Wednesday, October 15, 2008
Regarding Mark Ronson’s cover of “Stop Me If You Think That You’ve Heard This One Before” by the Smiths.
Well, I was blind-sided.
In my gentle naiveté, I just took it for granted that anyone who 'got' The Smiths, and in particular appreciated this song as an example of Morrisey and Marr at the top of their game wouldn’t be capable of such arrogant, howling horseshit.
Which lead me to some thoughts about Johnny Marr and his pilloried post-Smiths career.
Even by the point of “Stop me…” Morrissey and Marr were still not functioning in the manner of a traditional song writing duo. They never did. Johnny was still sending guitar lines of verses and choruses over which Morrissey would sing his own vocal melodies with lyrics he had been working with, often before hearing any particular music. Sometimes it was the other way around, with Morrissey's lyrics inspiring Johnny's increasingly virtuoso multi-tasking. An early and particularly bewildering example is “How Soon Is Now”. This song would have been, purely technically speaking, a slightly simpler affair these days. But this was a world of pre-MIDI effects and click track software, so the song's syncopated juddering tremolo guitar and drum rhythm was spliced together from multiple takes. Johnny used at least one Boss Tremelo Panning pedal running through several amps. With this pedal, you set the rate of the tremolo effect, and the waveform (in this case a square wave) and depth (in this case as low as possible), hit the guitar and out comes the magickal "judder-du-du-du-du-du-du...." that throws your heart around the room. You try to strum along in the same timing and this can be done with practice, but you must change chords at the right time; that is, to the rhythm of the device, ignoring any natural rhythm you are building up. You can’t listen to yourself. You listen to the pedal’s output, and as an analogue device, the Boss Tremelo/Panning pedal itself goes out of time; it is not a stable mechanism. Mike Joyce, poor sod, had to play along to this and stay completely in sync not with Johnny but with the pedal. Thus, after about 20 or so seconds, they would understandably lose the syncopation and do more takes. Eventually they pretty much got all the parts they needed down on tape. Johnny painstakingly spliced these together, adding countless guitar overlays and effects (I've counted at least seven). Andy Rourke overlaid bass, then they asked Morrissey in to sing. Morrissey was rarely in the studio. He would rarely do more than one vocal take.

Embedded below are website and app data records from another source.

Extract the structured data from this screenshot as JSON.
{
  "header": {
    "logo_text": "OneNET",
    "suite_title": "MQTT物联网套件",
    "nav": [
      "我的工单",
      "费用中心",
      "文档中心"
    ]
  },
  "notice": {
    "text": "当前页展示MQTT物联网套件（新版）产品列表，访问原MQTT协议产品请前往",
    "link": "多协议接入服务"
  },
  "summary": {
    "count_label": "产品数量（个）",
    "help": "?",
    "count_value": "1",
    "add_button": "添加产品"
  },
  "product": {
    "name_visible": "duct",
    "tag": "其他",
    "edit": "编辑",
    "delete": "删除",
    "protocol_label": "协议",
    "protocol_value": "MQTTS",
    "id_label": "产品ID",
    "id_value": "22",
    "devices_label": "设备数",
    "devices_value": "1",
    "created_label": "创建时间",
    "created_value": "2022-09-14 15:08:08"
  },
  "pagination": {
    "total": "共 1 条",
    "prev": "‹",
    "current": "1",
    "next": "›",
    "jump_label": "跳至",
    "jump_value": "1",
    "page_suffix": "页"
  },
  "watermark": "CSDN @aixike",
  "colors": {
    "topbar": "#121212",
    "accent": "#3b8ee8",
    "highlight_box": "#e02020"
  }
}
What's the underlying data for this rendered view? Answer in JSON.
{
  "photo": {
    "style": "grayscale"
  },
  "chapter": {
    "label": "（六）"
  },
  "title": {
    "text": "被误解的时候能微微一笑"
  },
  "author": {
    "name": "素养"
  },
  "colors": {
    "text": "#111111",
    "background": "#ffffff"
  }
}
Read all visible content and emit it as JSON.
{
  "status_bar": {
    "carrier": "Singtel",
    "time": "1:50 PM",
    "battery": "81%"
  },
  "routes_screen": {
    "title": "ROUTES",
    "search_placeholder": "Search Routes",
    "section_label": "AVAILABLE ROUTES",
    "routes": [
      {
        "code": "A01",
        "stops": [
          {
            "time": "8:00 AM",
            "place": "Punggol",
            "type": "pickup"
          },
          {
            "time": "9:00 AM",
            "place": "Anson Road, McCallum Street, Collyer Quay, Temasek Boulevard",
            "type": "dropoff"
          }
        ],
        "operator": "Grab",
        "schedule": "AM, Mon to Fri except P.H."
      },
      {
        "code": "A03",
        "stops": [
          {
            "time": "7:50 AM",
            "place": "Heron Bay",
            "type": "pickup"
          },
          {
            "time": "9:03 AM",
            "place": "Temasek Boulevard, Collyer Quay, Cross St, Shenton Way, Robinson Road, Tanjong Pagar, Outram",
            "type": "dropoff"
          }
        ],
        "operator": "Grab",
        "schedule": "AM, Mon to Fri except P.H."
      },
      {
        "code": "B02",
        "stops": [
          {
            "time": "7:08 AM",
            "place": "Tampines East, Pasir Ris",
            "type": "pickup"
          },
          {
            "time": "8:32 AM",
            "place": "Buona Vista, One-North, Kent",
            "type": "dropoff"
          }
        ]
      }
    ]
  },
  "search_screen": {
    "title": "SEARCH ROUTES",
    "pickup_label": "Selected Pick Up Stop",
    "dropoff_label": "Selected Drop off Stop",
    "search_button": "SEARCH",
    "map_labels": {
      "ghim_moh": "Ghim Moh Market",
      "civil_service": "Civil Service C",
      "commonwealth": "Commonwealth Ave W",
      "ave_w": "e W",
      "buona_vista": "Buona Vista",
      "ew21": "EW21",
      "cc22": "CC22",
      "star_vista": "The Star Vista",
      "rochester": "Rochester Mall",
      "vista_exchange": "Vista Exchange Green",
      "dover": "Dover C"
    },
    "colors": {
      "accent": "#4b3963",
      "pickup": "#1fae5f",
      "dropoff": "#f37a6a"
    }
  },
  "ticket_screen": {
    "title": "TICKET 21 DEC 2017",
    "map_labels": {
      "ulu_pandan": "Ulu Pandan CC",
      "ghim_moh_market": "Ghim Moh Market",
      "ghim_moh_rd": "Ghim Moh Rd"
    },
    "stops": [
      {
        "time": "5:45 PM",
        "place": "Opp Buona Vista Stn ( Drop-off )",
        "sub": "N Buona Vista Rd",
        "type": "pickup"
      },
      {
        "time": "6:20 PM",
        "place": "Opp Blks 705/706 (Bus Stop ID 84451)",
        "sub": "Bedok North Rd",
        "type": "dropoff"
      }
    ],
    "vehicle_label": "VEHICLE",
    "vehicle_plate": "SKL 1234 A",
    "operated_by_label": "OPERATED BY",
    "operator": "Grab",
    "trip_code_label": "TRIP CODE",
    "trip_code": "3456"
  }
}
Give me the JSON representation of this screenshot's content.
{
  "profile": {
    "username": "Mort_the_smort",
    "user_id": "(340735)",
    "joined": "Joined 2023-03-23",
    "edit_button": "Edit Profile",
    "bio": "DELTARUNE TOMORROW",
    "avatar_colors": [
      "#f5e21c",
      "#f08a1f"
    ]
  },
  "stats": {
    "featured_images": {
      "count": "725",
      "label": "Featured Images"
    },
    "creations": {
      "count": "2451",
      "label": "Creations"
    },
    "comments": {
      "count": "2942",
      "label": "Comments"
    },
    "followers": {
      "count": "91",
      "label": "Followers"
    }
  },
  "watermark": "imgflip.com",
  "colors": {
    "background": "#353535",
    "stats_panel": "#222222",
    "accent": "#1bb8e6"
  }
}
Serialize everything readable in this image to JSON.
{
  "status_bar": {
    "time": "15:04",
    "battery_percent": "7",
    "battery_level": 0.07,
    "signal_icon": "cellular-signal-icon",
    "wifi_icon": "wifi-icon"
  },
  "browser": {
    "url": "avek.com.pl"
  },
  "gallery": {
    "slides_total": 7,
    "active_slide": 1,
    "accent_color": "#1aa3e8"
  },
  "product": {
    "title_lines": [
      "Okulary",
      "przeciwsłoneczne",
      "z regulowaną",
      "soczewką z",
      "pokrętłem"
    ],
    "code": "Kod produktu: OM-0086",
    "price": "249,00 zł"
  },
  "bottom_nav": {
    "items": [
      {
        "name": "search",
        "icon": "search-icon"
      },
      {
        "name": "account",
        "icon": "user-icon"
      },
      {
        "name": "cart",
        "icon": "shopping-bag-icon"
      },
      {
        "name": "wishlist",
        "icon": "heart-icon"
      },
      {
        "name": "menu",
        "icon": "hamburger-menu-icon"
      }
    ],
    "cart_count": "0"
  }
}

The point of this rather technical anecdote is not specifically to demonstrate Marr's genius, though it indeed does. The point lies in the punch line, which I learned from Simon Reynolds' illuminating and importantly revised 2nd edition of 'Songs That Saved Your Life'.
Halfway through this particular session Johnny got a phone call from the van hire company they had been using for their recent shows. They wanted their van back. Now. Johnny drove it back, (for some reason I think it was to Rotherham), then returned to Manchester by coach or train and continued recording. This was completely normal. Marr is and always was a Stoic. Marr managed the band at this point, because Morrissey's instant, arbitrary dismissal of numerous contenders made it impossible to hire a professional. He would express his displeasure not in words but by sulking off, simply disappearing, incommunicado, for days at a time.
People wonder why Johnny never did much of note after the Smiths, whilst Morrissey created some great work, with Steven Street, Vinni Reilly, and especially, since 1992, his Rockabilly gang of Boz Boorer, Alain Whyte et al, who co-wrote the crowning achievement of his post-Smiths career, 'Vauxhall & I'. I say this to these people: Marr wrote nearly 100 songs before he was 24 years of age. He wrote countless masterpieces before he was 21. He ran the band. He managed the band. Morrissey did nothing at all but be Morrissey. We love him; that's what he does. But Johnny Marr did what Johnny Marr did, and what many people fail to consider is that doing Johnny Marr meant managing Morrissey. His work is done. Give the man a break.